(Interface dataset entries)
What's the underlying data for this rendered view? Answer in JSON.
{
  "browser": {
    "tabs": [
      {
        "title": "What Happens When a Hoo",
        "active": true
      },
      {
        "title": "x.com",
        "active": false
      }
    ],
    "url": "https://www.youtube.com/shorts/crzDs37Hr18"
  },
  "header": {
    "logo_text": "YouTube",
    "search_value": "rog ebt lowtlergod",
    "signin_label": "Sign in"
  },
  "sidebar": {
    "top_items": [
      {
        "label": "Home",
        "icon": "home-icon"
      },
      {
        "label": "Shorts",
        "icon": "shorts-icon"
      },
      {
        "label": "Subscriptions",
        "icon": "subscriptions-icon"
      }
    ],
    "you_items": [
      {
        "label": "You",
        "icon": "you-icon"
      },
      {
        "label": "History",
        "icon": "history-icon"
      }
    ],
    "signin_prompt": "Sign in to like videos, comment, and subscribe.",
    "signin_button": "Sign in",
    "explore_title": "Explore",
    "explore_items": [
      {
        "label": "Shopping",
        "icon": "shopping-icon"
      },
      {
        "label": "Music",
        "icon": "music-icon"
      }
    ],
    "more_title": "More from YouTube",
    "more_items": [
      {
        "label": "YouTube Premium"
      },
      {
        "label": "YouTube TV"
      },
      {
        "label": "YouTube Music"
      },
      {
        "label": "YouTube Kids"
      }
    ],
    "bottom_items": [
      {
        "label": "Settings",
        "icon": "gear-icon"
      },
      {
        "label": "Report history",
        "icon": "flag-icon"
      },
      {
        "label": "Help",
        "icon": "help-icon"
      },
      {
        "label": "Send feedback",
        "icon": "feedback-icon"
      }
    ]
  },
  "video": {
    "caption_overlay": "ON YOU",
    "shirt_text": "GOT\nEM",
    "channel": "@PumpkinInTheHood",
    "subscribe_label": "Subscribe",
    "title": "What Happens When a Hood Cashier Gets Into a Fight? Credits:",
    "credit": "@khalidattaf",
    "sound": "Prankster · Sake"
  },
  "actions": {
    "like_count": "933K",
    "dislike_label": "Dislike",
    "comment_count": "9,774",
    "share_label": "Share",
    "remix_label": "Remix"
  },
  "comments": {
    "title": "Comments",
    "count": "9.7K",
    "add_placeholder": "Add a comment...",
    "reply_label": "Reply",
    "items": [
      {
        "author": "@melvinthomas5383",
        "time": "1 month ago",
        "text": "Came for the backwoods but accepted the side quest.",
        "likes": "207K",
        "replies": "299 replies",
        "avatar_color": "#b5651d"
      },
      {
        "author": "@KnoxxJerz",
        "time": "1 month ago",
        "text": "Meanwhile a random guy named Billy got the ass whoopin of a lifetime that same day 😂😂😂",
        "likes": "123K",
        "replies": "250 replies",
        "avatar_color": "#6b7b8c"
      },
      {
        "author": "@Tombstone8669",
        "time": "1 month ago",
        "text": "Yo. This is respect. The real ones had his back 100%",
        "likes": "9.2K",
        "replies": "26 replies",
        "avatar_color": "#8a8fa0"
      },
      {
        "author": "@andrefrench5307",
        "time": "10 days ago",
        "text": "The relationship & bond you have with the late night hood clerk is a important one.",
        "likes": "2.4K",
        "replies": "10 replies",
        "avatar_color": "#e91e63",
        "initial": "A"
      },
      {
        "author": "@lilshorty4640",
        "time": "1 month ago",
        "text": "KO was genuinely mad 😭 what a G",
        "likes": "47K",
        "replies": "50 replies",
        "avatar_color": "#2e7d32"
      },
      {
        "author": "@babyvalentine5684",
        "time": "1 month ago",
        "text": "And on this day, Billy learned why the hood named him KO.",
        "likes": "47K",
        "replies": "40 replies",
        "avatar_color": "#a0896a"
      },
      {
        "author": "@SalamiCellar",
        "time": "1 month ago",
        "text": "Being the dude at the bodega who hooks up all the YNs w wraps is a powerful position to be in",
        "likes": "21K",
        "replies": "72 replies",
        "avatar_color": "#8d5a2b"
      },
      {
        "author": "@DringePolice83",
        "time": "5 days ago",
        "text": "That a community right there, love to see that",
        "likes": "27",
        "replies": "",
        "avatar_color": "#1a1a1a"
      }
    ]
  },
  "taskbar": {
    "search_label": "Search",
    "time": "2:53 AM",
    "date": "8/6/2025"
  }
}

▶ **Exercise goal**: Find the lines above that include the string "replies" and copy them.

▶ **Solution for this task**:
        "replies": "299 replies",
        "replies": "250 replies",
        "replies": "26 replies",
        "replies": "10 replies",
        "replies": "50 replies",
        "replies": "40 replies",
        "replies": "72 replies",
        "replies": "",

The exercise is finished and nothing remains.